By Rich Kane
By Joel Beers
By LP Hastings
By Dave Barton
By Patrice Wirth Marsters
By Erin DeWitt
By Taylor Hamby
By LP Hastings
Ever been in a relationship with someone who is decent and gentle? Someone who is giving and caring and asks for nothing but devotion? Someone who bores the living shit right out of you?
Barney Cashman, the protagonist in Neil Simon's Last of the Red Hot Lovers, knows that score. Barney is married to Thelma, a virtuous woman who, Barney believes, has a Christ-like soul. Married to Christ or not, Barney is unhappy. He's 44, in the throes of his midlife crisis and realizing that if he's going to get some fun in his life, it ain't going to come from his high school sweetheart.
So Barney has decided he needs to have an affair. This is the late 1960s, the sexual revolution is in full swing, and even a nice, comfortable middle-aged man like Barney can dream of storming the Bastille of marital fidelity. He plots clandestine affairs with women he meets in the park or in the New Jersey fish restaurant he owns, sneaks away from work in the afternoon to his mother's apartment, and quivers at the thought of finally getting a new piece of ass.
The only problem is that Barney the fishmonger is a nebbish. As he says, the sum total of his 44 years on Earth can be reduced to one word: nice. Barney may dream of being a suave, smooth-talking scammer, but his fingers stink of fish. And in his heart, he knows he is a decent man merely afraid of growing old.
Three times Barney tests the waters of adultery. First, it's with a woman he picked up in his restaurant, a hot and horny drunk empiricist (Cristina Anselmo) who believes that if you can't taste, smell or touch it, it doesn't exist; second with a hippie (Sondi Kroeger Foley) plagued by serious mental problems; and third with one of his wife's closest friends (Pamela Nicholson).
That's the setup for Simon's play, which—being Simonesque—is more situation and one-liners than intricate plot and probing exploration. Each situation is doomed from the get-go, and the play ends with a typically bland Simon "observation" that maybe not every person on the face of the planet is vile.

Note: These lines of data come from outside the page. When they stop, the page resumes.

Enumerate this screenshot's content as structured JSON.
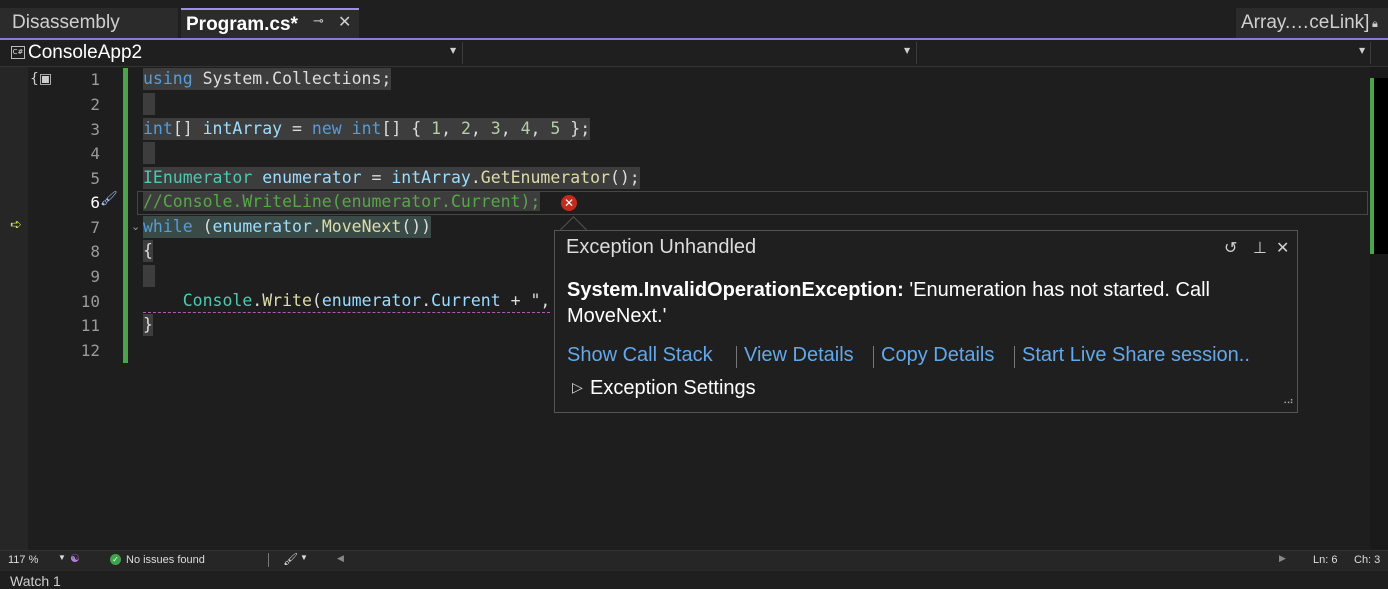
{
  "tabs": {
    "disassembly": "Disassembly",
    "program": "Program.cs*",
    "right": "Array.…ceLink]"
  },
  "navbar": {
    "project": "ConsoleApp2"
  },
  "editor": {
    "line_numbers": [
      "1",
      "2",
      "3",
      "4",
      "5",
      "6",
      "7",
      "8",
      "9",
      "10",
      "11",
      "12"
    ],
    "lines": {
      "l1": {
        "kw": "using",
        "rest": " System.Collections;"
      },
      "l3": {
        "t1": "int",
        "t2": "[] ",
        "t3": "intArray",
        "t4": " = ",
        "t5": "new",
        "t6": " ",
        "t7": "int",
        "t8": "[] { ",
        "t9": "1",
        "t10": ", ",
        "t11": "2",
        "t12": ", ",
        "t13": "3",
        "t14": ", ",
        "t15": "4",
        "t16": ", ",
        "t17": "5",
        "t18": " };"
      },
      "l5": {
        "t1": "IEnumerator",
        "t2": " ",
        "t3": "enumerator",
        "t4": " = ",
        "t5": "intArray",
        "t6": ".",
        "t7": "GetEnumerator",
        "t8": "();"
      },
      "l6": {
        "text": "//Console.WriteLine(enumerator.Current);"
      },
      "l7": {
        "t1": "while",
        "t2": " (",
        "t3": "enumerator",
        "t4": ".",
        "t5": "MoveNext",
        "t6": "())"
      },
      "l8": {
        "text": "{"
      },
      "l10": {
        "t1": "Console",
        "t2": ".",
        "t3": "Write",
        "t4": "(",
        "t5": "enumerator",
        "t6": ".",
        "t7": "Current",
        "t8": " + \","
      },
      "l11": {
        "text": "}"
      }
    }
  },
  "exception": {
    "title": "Exception Unhandled",
    "type": "System.InvalidOperationException:",
    "message": "'Enumeration has not started. Call MoveNext.'",
    "links": {
      "call_stack": "Show Call Stack",
      "view_details": "View Details",
      "copy_details": "Copy Details",
      "live_share": "Start Live Share session.."
    },
    "settings": "Exception Settings",
    "icons": [
      "history-icon",
      "pin-icon",
      "close-icon"
    ]
  },
  "statusbar": {
    "zoom": "117 %",
    "issues": "No issues found",
    "line": "Ln: 6",
    "col": "Ch: 3"
  },
  "bottom": {
    "watch": "Watch 1"
  },
  "colors": {
    "accent": "#8a7bd6",
    "keyword": "#569cd6",
    "type": "#4ec9b0",
    "method": "#dcdcaa",
    "comment": "#57a64a",
    "number": "#b5cea8",
    "link": "#62a8ea",
    "error": "#c42b1c",
    "change_bar": "#4aa44a"
  }
}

This Grove Theater Center production directed by Kevin Cochran can't do much to rescue Simon's play from its dated feel (Look: a middle-aged man is smoking pot for the first time! Wow: aspiring actresses from California are spaced-out hippies!). But some fresh performances help make it seem reasonable that this sort of thing was once real. Patrick Lawlor captures Barney's midlife angst while also showing us that he is, truthfully, a decent guy—even if he is trying to get his pole smoked by someone other than his wife of 23 years. The three actresses who play Barney's failed conquests all have distinctly drawn characters and connect with their neuroses.
The pacing? The first act, billed at 70 minutes, feels like 90 minutes of jabbering. But nothing happening is kind of what this play is about. For all his fantasies about lust, romance and excitement, Barney Cashman knows that lifestyle isn't for him.
Coming at the end, that sentimental message seems designed to reaffirm the middle-of-the-road values of the middle-of-the-road people who make up the bulk of the commercial-theater audience. For those of us still laboring under the discredited notion that there's more to life than kitchen, children and church, we still have our dreams and our nightmares.
Last of the Red Hot Lovers at the Muckenthaler Cultural Center, 1201 W. Malvern Ave., Fullerton, (714) 741-9555. Thurs.-Sat., 8:15 p.m. $22.50-$25.50; $15 dinner option available if you're there by 6:45 p.m.